Why are criticism and feedback so hard to take?
It doesn’t matter if you’re in the corporate environment or at home with your nearest and dearest, hearing negative feedback about yourself seems to hit hard, and can shatter the way you thought things worked in an instant.
The reason criticism hits us so hard is that it often impacts us on the level of the ego emotions: doubt, shame & embarrassment, vulnerability, fear, guilt and anger, as well as on the physiological level through shock.
The Ego Emotions
So as we’re sitting there hearing the negative feedback, we begin to doubt – our abilities, ourselves as people, our likability, our sense belonging.
We feel shame and want to cringe in embarrassment when someone mentions a fault we thought was hidden or, even worse, we didn’t know we had.
We feel vulnerable and exposed, as if the person was attacking us directly, and that makes us scared – for our lives, our jobs, our sense security.
We feel guilty because we could have done more or we know we haven’t been performing at our best. Perhaps we project that guilt onto our bosses and coworkers – assigning blame to them instead of facing the consequences of accepting responsibility ourselves.
Finally there is probably anger – anger at the self for not being good enough, anger at other parties for not offering enough support, guidance, time, care, understanding.
It’s all about ME!
The last thing that engaging the ego does is that it makes it personal – this is not designed to help the person, it’s obviously an attack designed to break them down.
So, even though from a management point of view you’re just being efficient and maintaining distance, the person will perceive it as an attack because their ego is engaged.
The thing about your body perceiving it as an attack though – well your body is going to respond as if it’s being attacked.
…and a Physiological Emotion
The physiological emotion that comes into play? Shock.
You know how when you’re watching a scary movie and you catch yourself jumping at something that happened on the screen – perhaps even screaming out loud? Well your body and mind are not necessarily designed to know the difference between what you imagine or watch and what you actually experience.
As far as your mind is concerned, if your eyes saw it and your ears heard it then it must be real – seeing is believing after all.
So basically what you’re experiencing is a fight or flight or panic response when you watch a scary movie. You feel scared because your mind thinks you’re going through this to a degree and your system is genuinely scared.
The thing about a physiological emotion is that you have no control over it: it floods through your body causing all manner of physical reactions that you can’t seem to stop: your hands get warm and clammy, your throat closes up, everything gets louder, brighter and colder, you may experience cold and hot flushes; you definitely experience that gut churning surge that starts in your tummy.
Sure it gives you great eyesight and hearing and the ability to take nice big breaths so that you can run fast – but it also activates your terrestrial or primitive brain, when you actually need your forebrain activated in order to be able to think and communicate coherently.
Two Levels of Fear
What you must understand here is that you’re now battling fear on two levels: the terrestrial, instinctual or physical level with the chemical reaction of the stress hormones and you’ve engaged the fear of the ego, which is an attack on the emotional, mental and spiritual planes.
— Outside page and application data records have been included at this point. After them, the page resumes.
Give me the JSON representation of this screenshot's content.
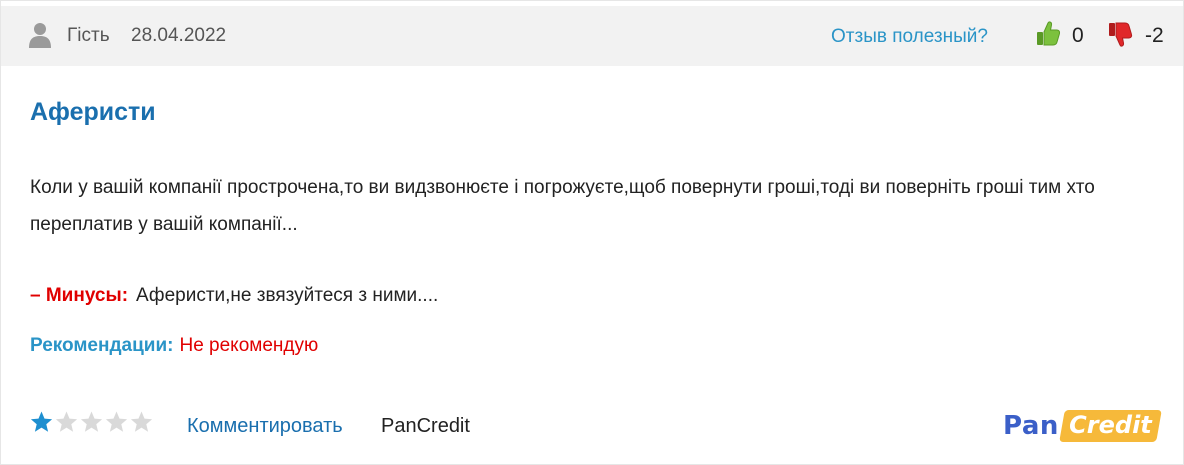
{
  "header": {
    "author": "Гість",
    "date": "28.04.2022",
    "helpful_question": "Отзыв полезный?",
    "likes": "0",
    "dislikes": "-2"
  },
  "review": {
    "title": "Аферисти",
    "body": "Коли у вашій компанії прострочена,то ви видзвонюєте  і погрожуєте,щоб повернути гроші,тоді ви поверніть гроші тим хто переплатив у вашій компанії...",
    "cons_label": "– Минусы:",
    "cons_text": "Аферисти,не звязуйтеся з ними....",
    "recommend_label": "Рекомендации:",
    "recommend_value": "Не рекомендую"
  },
  "footer": {
    "rating": 1,
    "rating_max": 5,
    "comment_link": "Комментировать",
    "brand_name": "PanCredit"
  },
  "logo": {
    "pan": "Pan",
    "credit": "Credit"
  },
  "colors": {
    "link_blue": "#2a94c7",
    "title_blue": "#1a6fae",
    "negative_red": "#e00000",
    "star_active": "#1e8fd0",
    "star_inactive": "#d9d9d9",
    "thumb_up": "#7cc13e",
    "thumb_down": "#e0282a"
  }
}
Tackling the physical response is actually a lot simpler than what you’d think. If the person is already having a shock experience and you want to stop the flow of hormones in their body, then this physical shock release process will give enormous and immediate relief in most cases. It’s also a great exercise to do regularly and vigorously if you’re prone to carrying your weight around your gut.
A second approach would be to employ a calming technique before you go into the meeting, such as the Quick Coherence Technique from HeartMath, available as a free download on the Life Coaches Toolbox website, or even the BodyTalk Cortices Tapping Technique, which can be taught easily in under a minute.
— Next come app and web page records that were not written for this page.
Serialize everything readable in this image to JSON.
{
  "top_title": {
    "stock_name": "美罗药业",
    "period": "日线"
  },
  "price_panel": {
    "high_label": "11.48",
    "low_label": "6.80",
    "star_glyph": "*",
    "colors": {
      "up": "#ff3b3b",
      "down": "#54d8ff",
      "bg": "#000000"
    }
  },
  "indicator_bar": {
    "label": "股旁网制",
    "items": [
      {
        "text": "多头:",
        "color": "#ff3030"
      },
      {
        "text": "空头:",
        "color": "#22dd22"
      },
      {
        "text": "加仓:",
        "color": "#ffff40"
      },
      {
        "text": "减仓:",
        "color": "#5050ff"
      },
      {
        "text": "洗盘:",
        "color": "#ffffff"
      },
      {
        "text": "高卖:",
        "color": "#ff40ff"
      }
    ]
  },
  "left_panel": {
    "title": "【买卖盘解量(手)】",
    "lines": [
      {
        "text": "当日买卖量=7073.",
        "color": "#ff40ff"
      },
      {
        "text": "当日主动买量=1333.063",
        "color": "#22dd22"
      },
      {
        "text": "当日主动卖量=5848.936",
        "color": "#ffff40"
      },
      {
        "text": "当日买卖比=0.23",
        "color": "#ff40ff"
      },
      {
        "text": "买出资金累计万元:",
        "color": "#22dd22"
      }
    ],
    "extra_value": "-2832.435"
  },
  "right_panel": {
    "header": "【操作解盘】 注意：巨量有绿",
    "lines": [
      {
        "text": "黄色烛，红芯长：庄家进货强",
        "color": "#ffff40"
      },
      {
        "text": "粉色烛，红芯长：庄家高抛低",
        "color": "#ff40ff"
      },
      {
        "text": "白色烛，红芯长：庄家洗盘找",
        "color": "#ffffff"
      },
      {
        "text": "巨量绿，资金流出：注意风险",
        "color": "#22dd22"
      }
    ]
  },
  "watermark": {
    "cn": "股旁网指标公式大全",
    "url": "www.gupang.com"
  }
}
These techniques will settle your energy and improve your focus, and if undertaken together by all the participants in the forum, will actively encourage coherence and entrainment, which will automatically result in better communication and flow of dialogue, as well as an increased sense of positivity.
Read more about coherence and entrainment at HeartMath
The Second Level of Fear
The ego level of fear can stem from a number of places and events, from what we learned and experienced growing up to our own sense or lack of self worth to errant belief systems, generational patterns and even active memories.
When we’re younger, often the only time we get feedback and criticism is under a negative experience, a pattern that continues into adulthood and the workplace. One way to tackle this therefore is through your communication and delivery style.
In NeuroLinguistic Programming one of the presuppositions, a core belief you work from, is that the meaning of your communication is the response you get.
The essence of what’s important to understand here is that it’s not necessarily about your delivery being wrong, it’s that it’s wrong for the person’s level of understanding.
Luckily, the effects of using any of the tools listed above will make communication and dialogue flow more easily because your systems are aligned and working together coherently.
This combined with basic adjustments to your physical communication delivery style and vocabulary will make feedback sessions and meetings flow much more smoothly.